Preparing Your Ingredients
The night before, slice all the bread and place in a large bowl to dry overnight.
If you are cooking over a campfire, build your fire and when the fire dies down and only hot coals remain, clear an area in the center of the fire ring twice as wide as your Dutch oven. If you are using hard wood lump charcoal or charcoal briquettes fill one chimney starter to the top with your charcoal. Light the charcoal and when it is glowing red with very little ash your charcoal is ready. Sprinkle a bit in a circle one time as wide as your Dutch oven and save the remaining charcoal for the lid.

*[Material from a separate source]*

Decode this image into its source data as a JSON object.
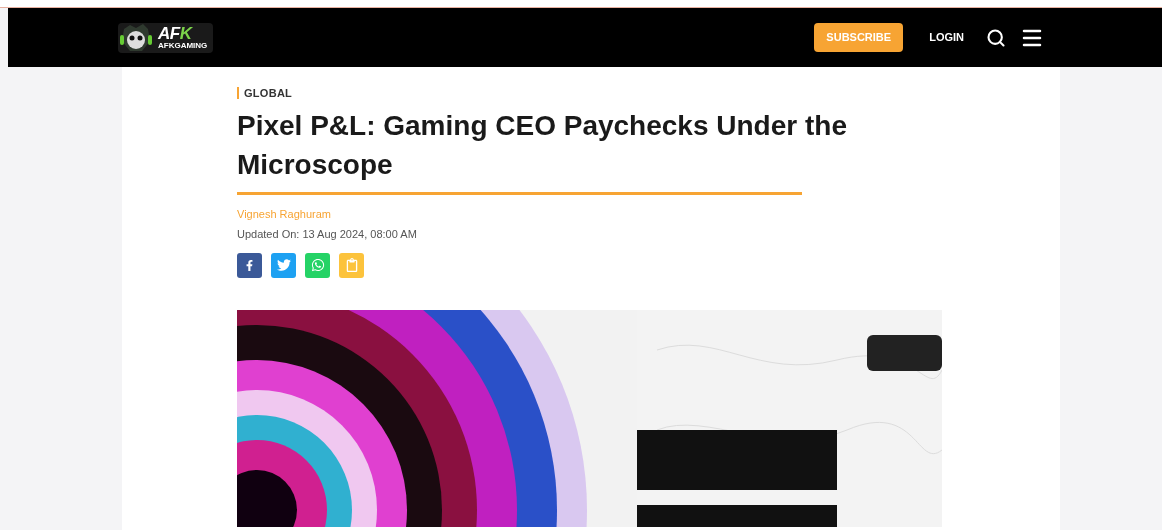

In a medium-size bowl whisk all the eggs until well blended, then pour eggs through a fine-mesh strainer into another bowl. Add the milk, maple syrup, vanilla, cinnamon, ginger and nutmeg, whisk well.
Pour the egg mixture over the bread in the large bowl, carefully toss the bread pieces and allow to sit for 15 minutes.
Line your Dutch oven with foil or parchment paper, spray some non stick spray on the foil or parchment paper.
Carefully with a slotted spoon scoop the soaked bread into the Dutch oven. Once all the bread is in lightly press the bread down. Take the butter pieces and sprinkle over the top of the bread, then pour any remaining egg mixture over the bread.
Place the lid on the pot and take it to the fire ring. Carefully place the Dutch oven in the center of the cleared coals. Now with a shovel take some hot coals and place them on top of the lid. You want an even and light covering of hot coals.
After 15 minutes of cooking time, carefully hook the wire handle with your lid lifter and turn the entire Dutch oven 180 degrees. Next take the lid lifter and hook the lid of the Dutch oven and turn the lid an additional ¼ turn. Repeat this process in 15 minutes. Once you have rotated it a second time, carefully remove the lid with the lid lifter and see if the French toast bake is brown and bubbling. If it is, replace the lid and with the whisk broom sweep away the hot coals. Carefully hook the wire with your lid lifter and remove the Dutch oven from the fire and place on a heat safe surface. Allow it to stand for 10 minutes with the lid on then carefully remove the hot lid and serve.